This Mother’s Day, things really haven’t changed all that much for Kim Cooper.
Other than her husband working once again in Lawrence.
And re-entering the work force herself.
And both of them caring for another daughter at home, born just before the dawn of a new year.
“Busy,” she said, on a rare day off.
No, Cooper’s life remains pretty much the same steady and fulfilling existence that it’s been for her 26 years, no matter how many twists and turns and changes and challenges and anything else the world can manage to throw at her.
“You know, I don’t know how people do it without grandmas around,” Cooper says, during one of many cross-town visits with the kids to her mother’s house in Lawrence. “I can’t think of anyone else I really trust as much.”
Like many mothers these days, Cooper leans on her own mother more than ever to help navigate the challenges that everyday life can bring.
Thankfully, for Cooper’s sake, Brenda Childers is up for it.
Childers remembers what it was like to raise Kim and her brother, and how she had welcomed the generous assistance of her own mother. Whether it was baby-sitting, helping with transportation or just offering reassuring advice — “No, she doesn’t need to go to the doctor” — Childers figures she had it easier than many of her fellow mommies back then because she had plenty of parental support while both she and her husband had been working full-time.
Now that Childers is in a position to return the favor — OK, favors many times over — she figures it’s the least she can do.
“Kids still rely on grandparents to help out,” Childers said. “It makes a difference, I’ll tell you.”
Marguerite, 5, enjoys coming over to grandma’s to read, watch “Hannah Montana” and plant vegetables in the garden. Patricia, 4 months, appears plenty content to plunk down on a blanket, jabber when tickled and curl up on grandma’s shoulder when the mood strikes.
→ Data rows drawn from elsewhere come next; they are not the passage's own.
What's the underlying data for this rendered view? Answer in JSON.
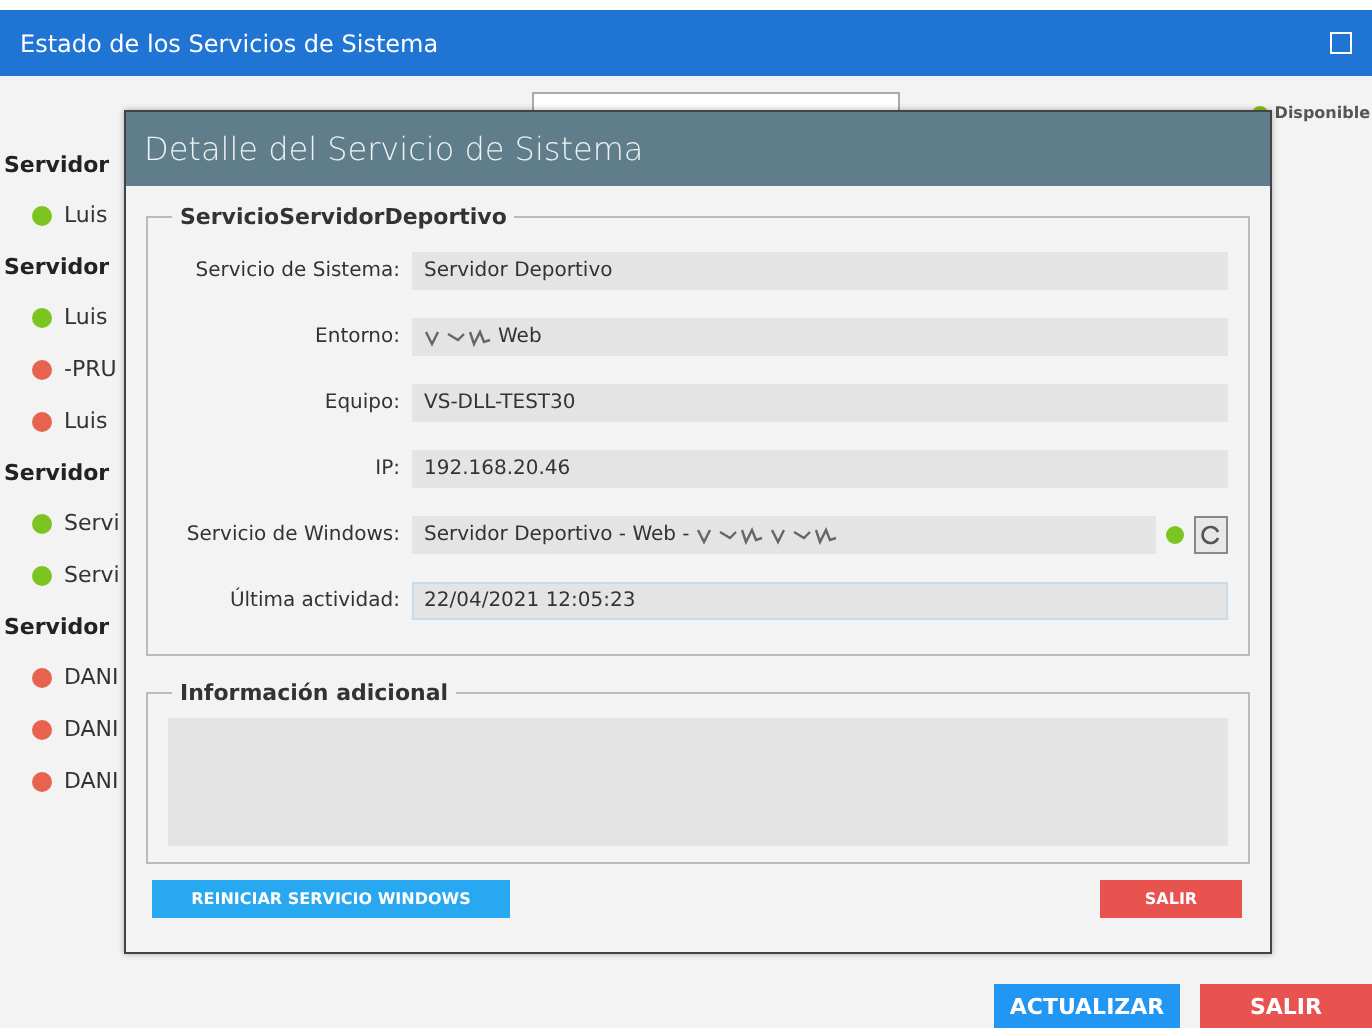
{
  "window": {
    "title": "Estado de los Servicios de Sistema"
  },
  "legend": {
    "label": "Disponible",
    "color": "#7cc520"
  },
  "groups": [
    {
      "title": "Servidor",
      "services": [
        {
          "name": "Luis",
          "available": true
        }
      ]
    },
    {
      "title": "Servidor",
      "services": [
        {
          "name": "Luis",
          "available": true
        },
        {
          "name": "-PRU",
          "available": false
        },
        {
          "name": "Luis",
          "available": false
        }
      ]
    },
    {
      "title": "Servidor",
      "services": [
        {
          "name": "Servi",
          "available": true
        },
        {
          "name": "Servi",
          "available": true
        }
      ]
    },
    {
      "title": "Servidor",
      "services": [
        {
          "name": "DANI",
          "available": false
        },
        {
          "name": "DANI",
          "available": false
        },
        {
          "name": "DANI",
          "available": false
        }
      ]
    }
  ],
  "dialog": {
    "title": "Detalle del Servicio de Sistema",
    "section": "ServicioServidorDeportivo",
    "fields": [
      {
        "label": "Servicio de Sistema:",
        "value": "Servidor Deportivo",
        "kind": "text"
      },
      {
        "label": "Entorno:",
        "value": "Web",
        "kind": "redacted"
      },
      {
        "label": "Equipo:",
        "value": "VS-DLL-TEST30",
        "kind": "text"
      },
      {
        "label": "IP:",
        "value": "192.168.20.46",
        "kind": "text"
      },
      {
        "label": "Servicio de Windows:",
        "value": "Servidor Deportivo - Web -",
        "kind": "service",
        "available": true
      },
      {
        "label": "Última actividad:",
        "value": "22/04/2021 12:05:23",
        "kind": "focused"
      }
    ],
    "extra_title": "Información adicional",
    "restart_button": "REINICIAR SERVICIO WINDOWS",
    "exit_button": "SALIR"
  },
  "buttons": [
    {
      "label": "ACTUALIZAR",
      "kind": "primary"
    },
    {
      "label": "SALIR",
      "kind": "danger"
    }
  ]
}
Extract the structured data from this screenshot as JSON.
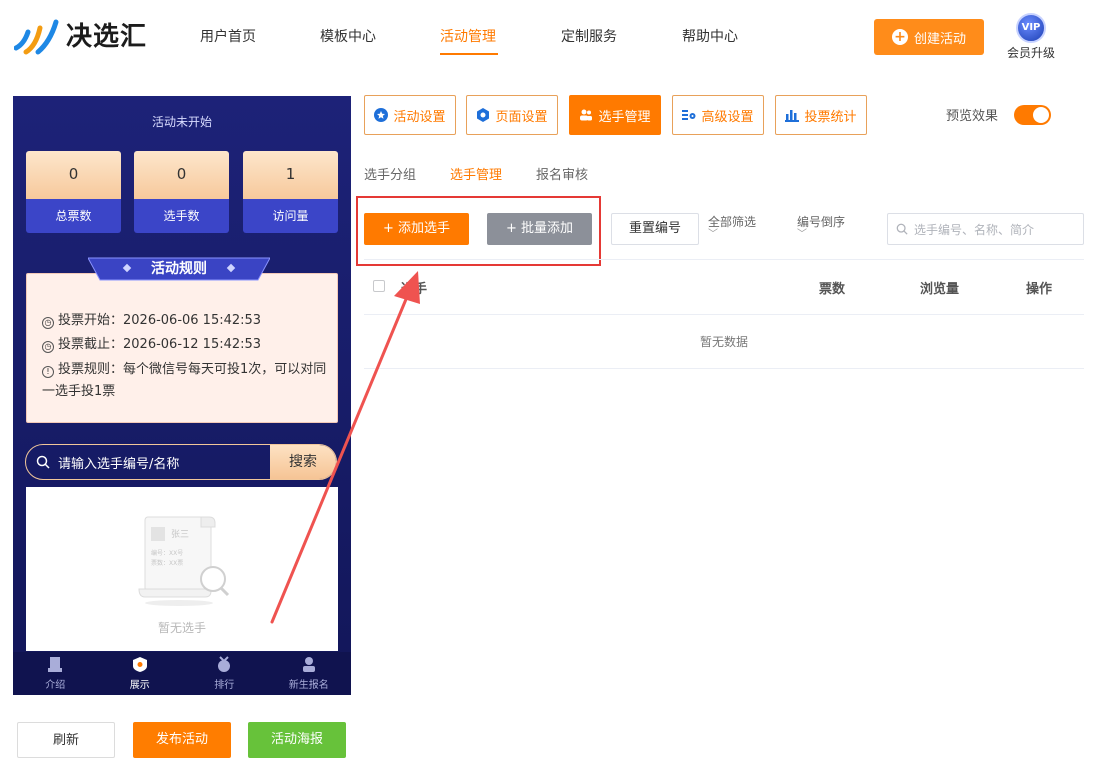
{
  "brand": {
    "name": "决选汇"
  },
  "nav": {
    "items": [
      {
        "label": "用户首页"
      },
      {
        "label": "模板中心"
      },
      {
        "label": "活动管理",
        "active": true
      },
      {
        "label": "定制服务"
      },
      {
        "label": "帮助中心"
      }
    ],
    "create_label": "创建活动",
    "vip_badge": "VIP",
    "vip_label": "会员升级"
  },
  "phone": {
    "status": "活动未开始",
    "stats": [
      {
        "value": "0",
        "label": "总票数"
      },
      {
        "value": "0",
        "label": "选手数"
      },
      {
        "value": "1",
        "label": "访问量"
      }
    ],
    "rules": {
      "title": "活动规则",
      "start": "投票开始：2026-06-06 15:42:53",
      "end": "投票截止：2026-06-12 15:42:53",
      "rule_line1": "投票规则：每个微信号每天可投1次，可以对同",
      "rule_line2": "一选手投1票"
    },
    "search_placeholder": "请输入选手编号/名称",
    "search_button": "搜索",
    "empty": {
      "illustration_name": "张三",
      "illustration_no": "编号：XX号",
      "illustration_votes": "票数：XX票",
      "text": "暂无选手"
    },
    "tabbar": [
      {
        "label": "介绍",
        "icon": "intro-icon"
      },
      {
        "label": "展示",
        "icon": "showcase-icon",
        "active": true
      },
      {
        "label": "排行",
        "icon": "ranking-icon"
      },
      {
        "label": "新生报名",
        "icon": "signup-icon"
      }
    ]
  },
  "bottom": {
    "refresh": "刷新",
    "publish": "发布活动",
    "poster": "活动海报"
  },
  "toolbar": {
    "items": [
      {
        "label": "活动设置",
        "icon": "star-icon"
      },
      {
        "label": "页面设置",
        "icon": "gear-icon"
      },
      {
        "label": "选手管理",
        "icon": "users-icon",
        "active": true
      },
      {
        "label": "高级设置",
        "icon": "settings-list-icon"
      },
      {
        "label": "投票统计",
        "icon": "bar-chart-icon"
      }
    ],
    "preview_label": "预览效果",
    "preview_on": true
  },
  "subtabs": [
    {
      "label": "选手分组"
    },
    {
      "label": "选手管理",
      "active": true
    },
    {
      "label": "报名审核"
    }
  ],
  "actions": {
    "add": "+ 添加选手",
    "batch": "+ 批量添加",
    "renumber": "重置编号",
    "filter": "全部筛选",
    "sort": "编号倒序",
    "search_placeholder": "选手编号、名称、简介"
  },
  "table": {
    "columns": [
      "选手",
      "票数",
      "浏览量",
      "操作"
    ],
    "empty": "暂无数据"
  },
  "colors": {
    "accent": "#ff7a00",
    "annotation": "#e53935",
    "phone_bg": "#1d2278",
    "success": "#67c23a"
  }
}
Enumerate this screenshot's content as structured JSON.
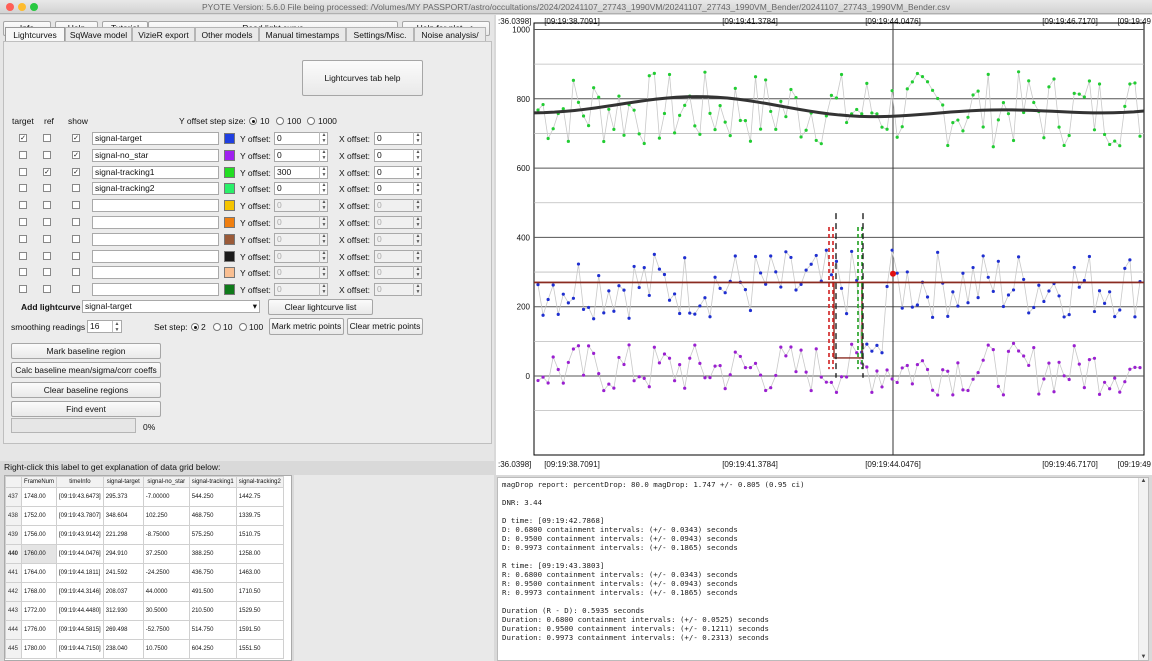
{
  "window": {
    "title": "PYOTE Version: 5.6.0   File being processed: /Volumes/MY PASSPORT/astro/occultations/2024/20241107_27743_1990VM/20241107_27743_1990VM_Bender/20241107_27743_1990VM_Bender.csv"
  },
  "toolbar": {
    "info": "Info",
    "help": "Help",
    "tutorial": "Tutorial",
    "read_light_curve": "Read light curve",
    "help_for_plot": "Help for plot -->"
  },
  "tabs": [
    "Lightcurves",
    "SqWave model",
    "VizieR export",
    "Other models",
    "Manual timestamps",
    "Settings/Misc.",
    "Noise analysis/"
  ],
  "lightcurves_tab_help": "Lightcurves tab help",
  "y_offset_step": {
    "label": "Y offset step size:",
    "options": [
      "10",
      "100",
      "1000"
    ],
    "selected": "10"
  },
  "table_headers": {
    "target": "target",
    "ref": "ref",
    "show": "show"
  },
  "y_offset_label": "Y offset:",
  "x_offset_label": "X offset:",
  "curves": [
    {
      "name": "signal-target",
      "target": true,
      "ref": false,
      "show": true,
      "color": "#1f3fe0",
      "y": "0",
      "x": "0",
      "enabled": true
    },
    {
      "name": "signal-no_star",
      "target": false,
      "ref": false,
      "show": true,
      "color": "#a020f0",
      "y": "0",
      "x": "0",
      "enabled": true
    },
    {
      "name": "signal-tracking1",
      "target": false,
      "ref": true,
      "show": true,
      "color": "#22dd22",
      "y": "300",
      "x": "0",
      "enabled": true
    },
    {
      "name": "signal-tracking2",
      "target": false,
      "ref": false,
      "show": false,
      "color": "#2af06a",
      "y": "0",
      "x": "0",
      "enabled": true
    },
    {
      "name": "",
      "target": false,
      "ref": false,
      "show": false,
      "color": "#f5c400",
      "y": "0",
      "x": "0",
      "enabled": false
    },
    {
      "name": "",
      "target": false,
      "ref": false,
      "show": false,
      "color": "#f07f10",
      "y": "0",
      "x": "0",
      "enabled": false
    },
    {
      "name": "",
      "target": false,
      "ref": false,
      "show": false,
      "color": "#9a5a38",
      "y": "0",
      "x": "0",
      "enabled": false
    },
    {
      "name": "",
      "target": false,
      "ref": false,
      "show": false,
      "color": "#1a1a1a",
      "y": "0",
      "x": "0",
      "enabled": false
    },
    {
      "name": "",
      "target": false,
      "ref": false,
      "show": false,
      "color": "#f9bf92",
      "y": "0",
      "x": "0",
      "enabled": false
    },
    {
      "name": "",
      "target": false,
      "ref": false,
      "show": false,
      "color": "#0f7a1a",
      "y": "0",
      "x": "0",
      "enabled": false
    }
  ],
  "add_lightcurve": {
    "label": "Add lightcurve",
    "value": "signal-target"
  },
  "clear_lightcurve_list": "Clear lightcurve list",
  "smoothing": {
    "label": "smoothing readings",
    "value": "16"
  },
  "set_step": {
    "label": "Set step:",
    "options": [
      "2",
      "10",
      "100"
    ],
    "selected": "2"
  },
  "mark_metric_points": "Mark metric points",
  "clear_metric_points": "Clear metric points",
  "mark_baseline_region": "Mark baseline region",
  "calc_baseline": "Calc baseline mean/sigma/corr coeffs",
  "clear_baseline_regions": "Clear baseline regions",
  "find_event": "Find event",
  "progress": {
    "value": 0,
    "text": "0%"
  },
  "plot": {
    "y_ticks": [
      "1000",
      "800",
      "600",
      "400",
      "200",
      "0"
    ],
    "x_ticks": [
      ":36.0398]",
      "[09:19:38.7091]",
      "[09:19:41.3784]",
      "[09:19:44.0476]",
      "[09:19:46.7170]",
      "[09:19:49"
    ]
  },
  "grid": {
    "label": "Right-click this label to get explanation of data grid below:",
    "columns": [
      "FrameNum",
      "timeInfo",
      "signal-target",
      "signal-no_star",
      "signal-tracking1",
      "signal-tracking2"
    ],
    "rows": [
      {
        "idx": "437",
        "cells": [
          "1748.00",
          "[09:19:43.6473]",
          "295.373",
          "-7.00000",
          "544.250",
          "1442.75"
        ]
      },
      {
        "idx": "438",
        "cells": [
          "1752.00",
          "[09:19:43.7807]",
          "348.604",
          "102.250",
          "468.750",
          "1339.75"
        ]
      },
      {
        "idx": "439",
        "cells": [
          "1756.00",
          "[09:19:43.9142]",
          "221.298",
          "-8.75000",
          "575.250",
          "1510.75"
        ]
      },
      {
        "idx": "440",
        "cells": [
          "1760.00",
          "[09:19:44.0476]",
          "294.910",
          "37.2500",
          "388.250",
          "1258.00"
        ]
      },
      {
        "idx": "441",
        "cells": [
          "1764.00",
          "[09:19:44.1811]",
          "241.592",
          "-24.2500",
          "436.750",
          "1463.00"
        ]
      },
      {
        "idx": "442",
        "cells": [
          "1768.00",
          "[09:19:44.3146]",
          "208.037",
          "44.0000",
          "491.500",
          "1710.50"
        ]
      },
      {
        "idx": "443",
        "cells": [
          "1772.00",
          "[09:19:44.4480]",
          "312.930",
          "30.5000",
          "210.500",
          "1529.50"
        ]
      },
      {
        "idx": "444",
        "cells": [
          "1776.00",
          "[09:19:44.5815]",
          "269.498",
          "-52.7500",
          "514.750",
          "1591.50"
        ]
      },
      {
        "idx": "445",
        "cells": [
          "1780.00",
          "[09:19:44.7150]",
          "238.040",
          "10.7500",
          "604.250",
          "1551.50"
        ]
      }
    ]
  },
  "report": {
    "lines": [
      "magDrop report: percentDrop: 80.0 magDrop: 1.747 +/- 0.805 (0.95 ci)",
      "",
      "DNR: 3.44",
      "",
      "D time: [09:19:42.7868]",
      "D: 0.6800 containment intervals: (+/- 0.0343) seconds",
      "D: 0.9500 containment intervals: (+/- 0.0943) seconds",
      "D: 0.9973 containment intervals: (+/- 0.1865) seconds",
      "",
      "R time: [09:19:43.3803]",
      "R: 0.6800 containment intervals: (+/- 0.0343) seconds",
      "R: 0.9500 containment intervals: (+/- 0.0943) seconds",
      "R: 0.9973 containment intervals: (+/- 0.1865) seconds",
      "",
      "Duration (R - D): 0.5935 seconds",
      "Duration: 0.6800 containment intervals: (+/- 0.0525) seconds",
      "Duration: 0.9500 containment intervals: (+/- 0.1211) seconds",
      "Duration: 0.9973 containment intervals: (+/- 0.2313) seconds"
    ]
  }
}
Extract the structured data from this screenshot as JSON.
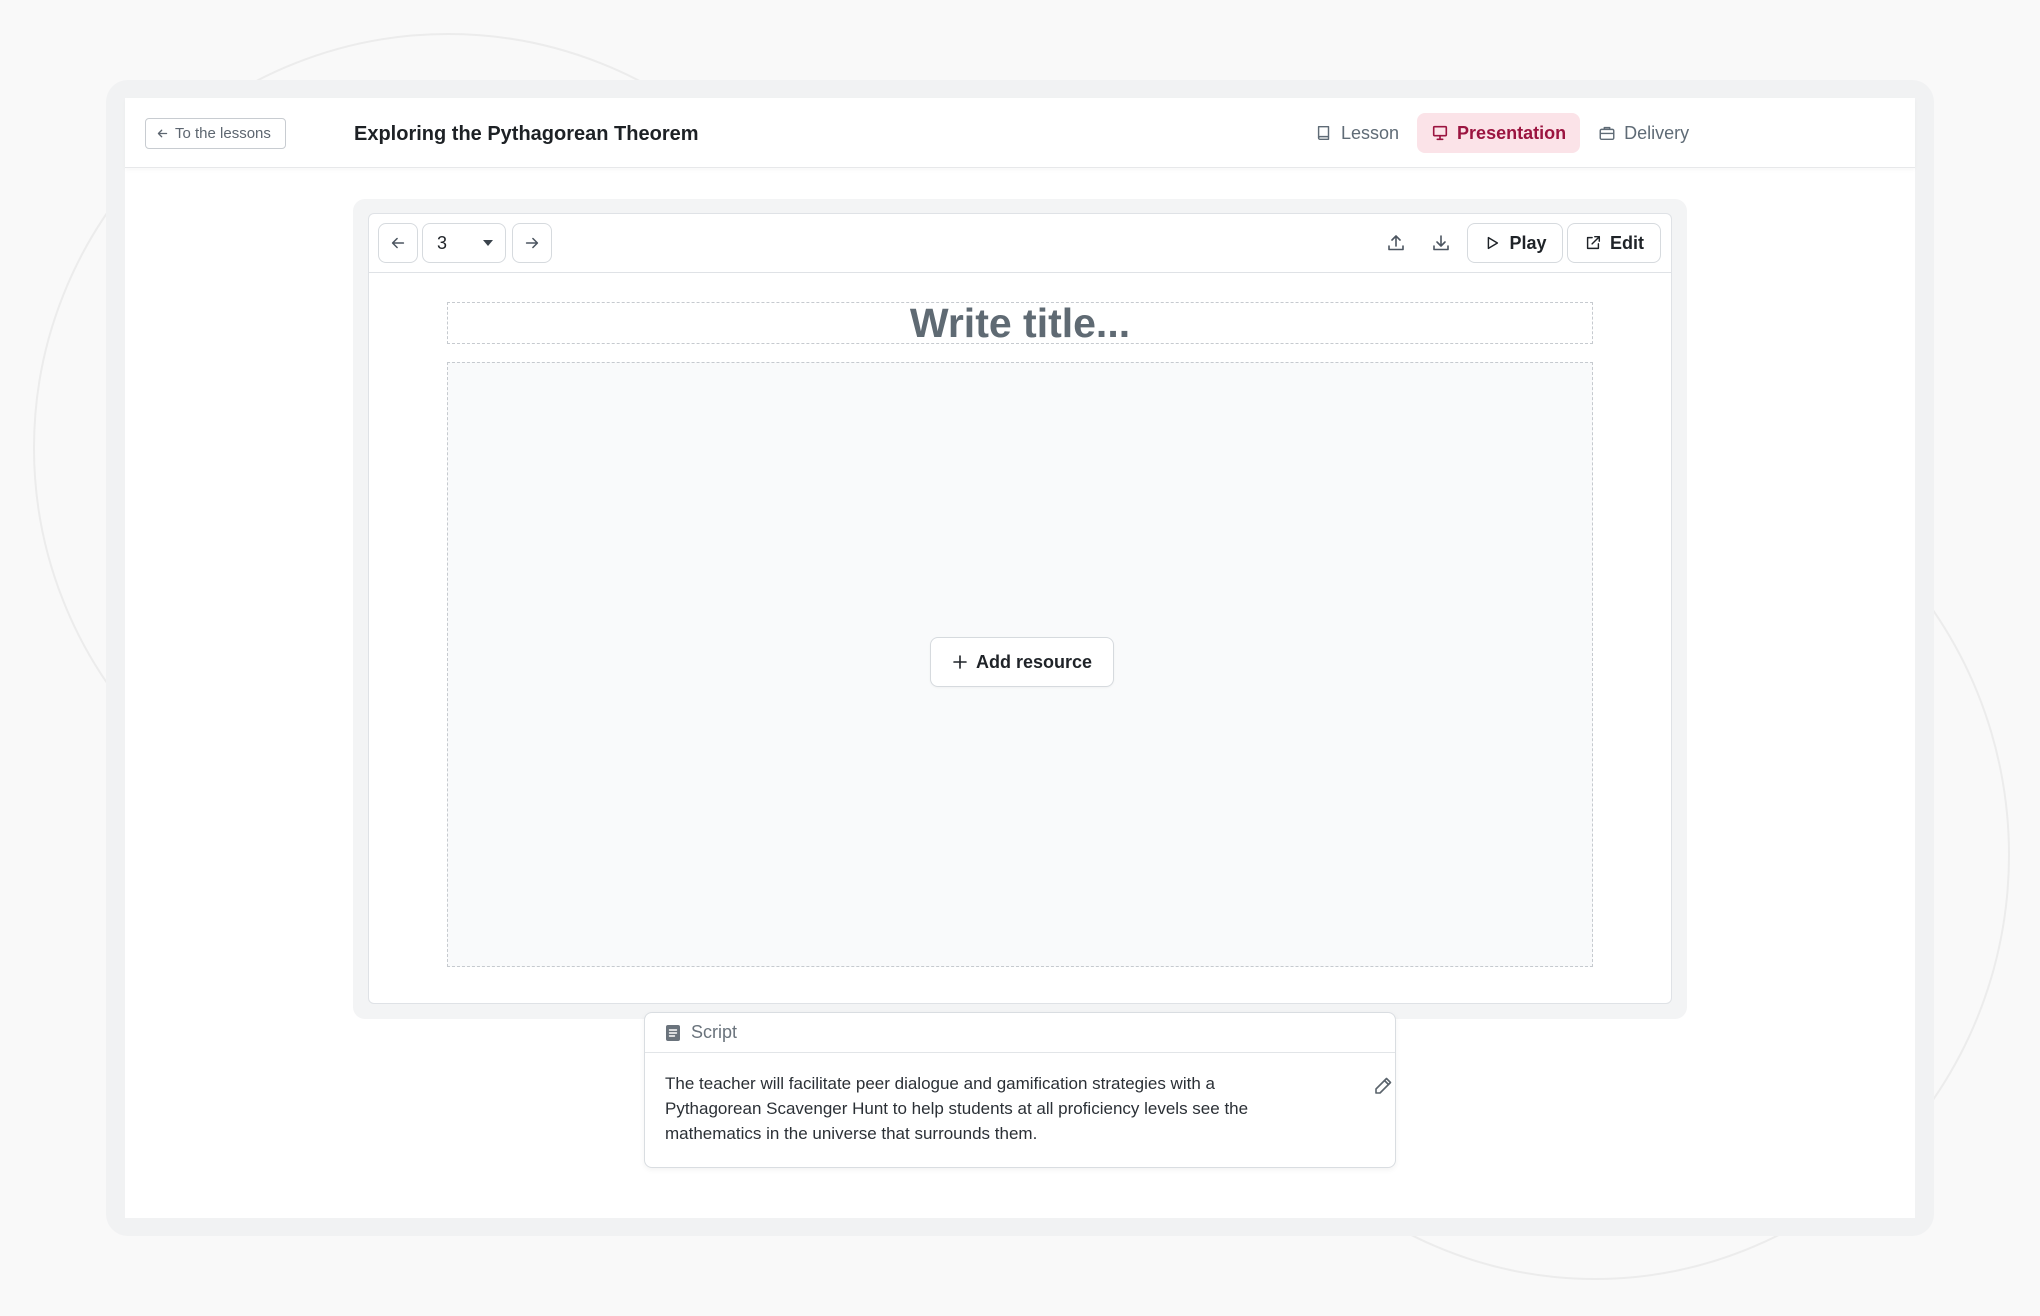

Childers always is just a phone call away, willing to step in when illness strikes, work calls or any of life’s other responsibilities get in the way of parenting. Childers works part time at a Lawrence construction company, as well as for her husband’s marketing firm.
“We’ve been in the work force long enough to manage the work schedule if we need to help out,” she said. “We’ll make things work. My husband and I always have.”
Cooper’s in-laws, Jim and Sandy Cooper, also live in town and provide plenty of support and assistance, Kim Cooper said. She and her husband, Stewart, appreciate the kind and generous support that only parents can provide.
But Kim Cooper can’t imagine what it would be like without the close, in-town mother-daughter bond that she has going now with her own mom — one she hopes to nurture, and repeat, with her own daughters.
“I definitely would hope that my girls wouldn’t move too far away,” she said, with a laugh. “If they do, I’ll probably try to follow them.”